Just when you thought driving couldn't get any tougher in Los Angeles, it has. Fines in California are being raised across the board for any type of traffic violation, the Los Angeles Times reported.
A couple weeks ago, after leaving the YMCA, I returned to my parked car to find a citation. La Cañada-Flintridge had charged me $60 for not having a blue sticker on my license plate; a rather hefty fee considering my car registration is up-to-date. Thing is, increased citation fees have become a greater source of revenue for the government.
The Times reported that within the past three years, revenues from running a red light increased from $200,000 a month in 2007 to $400,000 a month in 2009. Not coming to a complete stop at a red light before turning right increased from $156 to $381 per violation. Even minor violations, such as a broken taillight, have now doubled in recent years.

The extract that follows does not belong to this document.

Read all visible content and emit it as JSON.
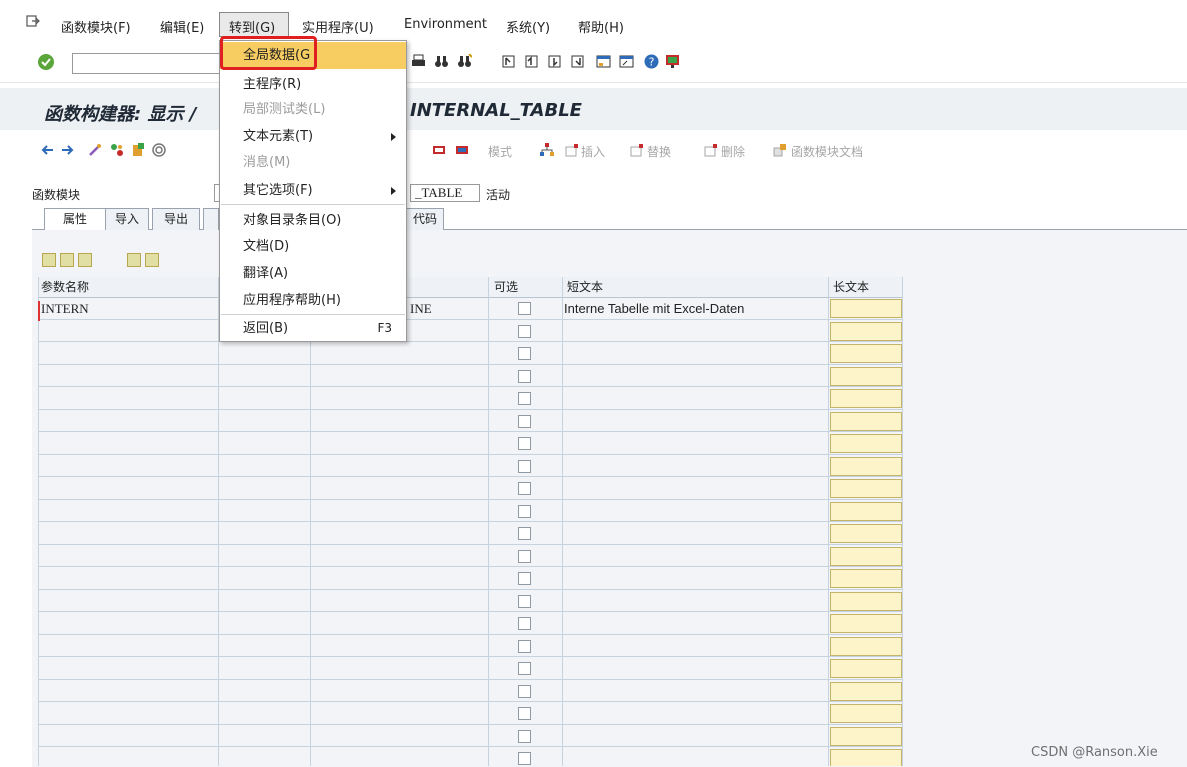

Governor Schwarzenegger also demanded that speeding sensors be placed on red lights to catch speeders, according to the Times. Violators would be fined anywhere from $225 to $325. Fines would generate more then $300 million in revenue through 2011.
For many people, the raise in fines is a major problem. Yes, we get it; it's for our safety and for the safety of other drivers. But when the fines for violations such as a broken taillight get doubled, that's just ridiculous. The problem is, the government knows it can get away with this.

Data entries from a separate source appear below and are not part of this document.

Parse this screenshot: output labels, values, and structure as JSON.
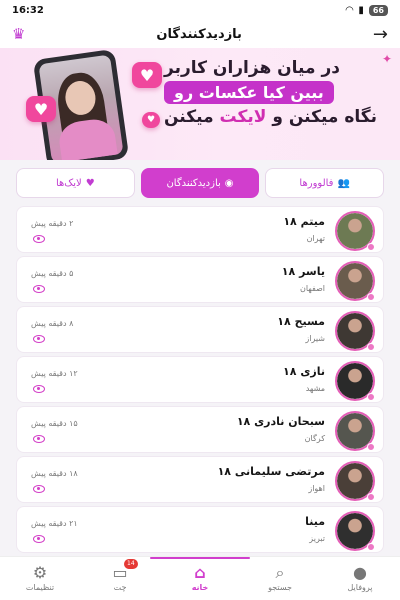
{
  "status_bar": {
    "time": "16:32",
    "battery": "66"
  },
  "app_bar": {
    "title": "بازدیدکنندگان"
  },
  "banner": {
    "line1": "در میان هزاران کاربر",
    "line2": "ببین کیا عکسات رو",
    "line3_prefix": "نگاه میکنن و",
    "line3_highlight": "لایکت",
    "line3_suffix": "میکنن"
  },
  "tabs": [
    {
      "label": "فالوورها",
      "icon": "users-icon"
    },
    {
      "label": "بازدیدکنندگان",
      "icon": "eye-icon"
    },
    {
      "label": "لایک‌ها",
      "icon": "heart-icon"
    }
  ],
  "visitors": [
    {
      "name": "میتم ۱۸",
      "city": "تهران",
      "time": "۲ دقیقه پیش",
      "avatar_color": "#6d7a53"
    },
    {
      "name": "یاسر ۱۸",
      "city": "اصفهان",
      "time": "۵ دقیقه پیش",
      "avatar_color": "#6a5c4d"
    },
    {
      "name": "مسیح ۱۸",
      "city": "شیراز",
      "time": "۸ دقیقه پیش",
      "avatar_color": "#3e3833"
    },
    {
      "name": "نازی ۱۸",
      "city": "مشهد",
      "time": "۱۲ دقیقه پیش",
      "avatar_color": "#2a2a2a"
    },
    {
      "name": "سبحان نادری ۱۸",
      "city": "کرگان",
      "time": "۱۵ دقیقه پیش",
      "avatar_color": "#55564f"
    },
    {
      "name": "مرتضی سلیمانی ۱۸",
      "city": "اهواز",
      "time": "۱۸ دقیقه پیش",
      "avatar_color": "#4a3f38"
    },
    {
      "name": "مینا",
      "city": "تبریز",
      "time": "۲۱ دقیقه پیش",
      "avatar_color": "#2f2f2f"
    }
  ],
  "bottom_nav": [
    {
      "label": "تنظیمات",
      "icon": "gear-icon"
    },
    {
      "label": "چت",
      "icon": "chat-icon",
      "badge": "14"
    },
    {
      "label": "خانه",
      "icon": "home-icon"
    },
    {
      "label": "جستجو",
      "icon": "search-icon"
    },
    {
      "label": "پروفایل",
      "icon": "person-icon"
    }
  ],
  "colors": {
    "accent": "#d13ecd",
    "banner_bg": "#fbe1f4",
    "online": "#ec78c5"
  }
}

There have been incidents in Los Feliz, Silver Lake and Hollywood where parking enforcement has abused their right to give a ticket. The Times reported that 10 to 12 percent of parking meters in these neighborhoods have been deemed failed or broken. Most have that message flickering on their displays. In Los Angeles, meter enforcers aren't allowed to write a ticket for cars parked at a failed meter.
Los Angeles councilmember Tom LaBonge has pressured the Department of Transportation to avoid unfair ticketing. LaBonge's Web site states that parking enforcers are not allowed to write tickets at failed meters.
"We've already raised the parking rates," said LaBonge. "I want to make sure that we're not unfairly ticketing people, too."
So the question is this: Why do they still do it?
The Times reported that in the last fiscal year, at least 550,000 tickets were given out because cars were parked in failed meters. Out of all the citations, only two percent were contested.
Dan Schwartz, a Silver Lake resident, questioned what was going on when he received a citation for a failed meter, even though he put a note on his dashboard addressing the failed meter. "I would like to feel that this city is not trying to marginalize me into being a petty criminal in order to make money from me," Schwartz told the Times. He thinks a lot of people in the city believe this is what is occurring.
Even Santa Monica has felt the burden of expensive parking tickets. According to the Santa Monica Daily Press, Carolyn Oldham sent a letter to the editor about a $61 parking ticket she received. Feeling the fine was rather steep for only three hours of parking, Oldham was incredibly upset about the incident.
"I could not help but notice that there were several parking spots available to others...so I was not depriving anyone of a potential spot," she wrote.
Parking is continuing to become a hassle and although the government is behind raising ticket costs, parking enforcers should also have some common sense when handing out tickets.
According to Los Angeles Department of Transportation spokesman Bruce Gillman, parking enforcers do not operate on a quota system.
"We typically write three million citations a year," said Gillman in a telephone interview. "That figure has held steady for three years regardless of the number of officers deployed on the streets and alleys of Los Angeles."
If a quota does not bind parking enforcers, then they could use fair judgment and, dare we say, compassion, when issuing tickets. The power is in their hands and it is a power they have misused for a long time. It seems that they believe they can get away with it and many people are not confident enough to contest this injustice.
There has to be more restraint on the matter of parking violations. The recession isn't doing us any favors when it comes to our wallets. The government should give us a break and quit cashing in on decent taxpayers.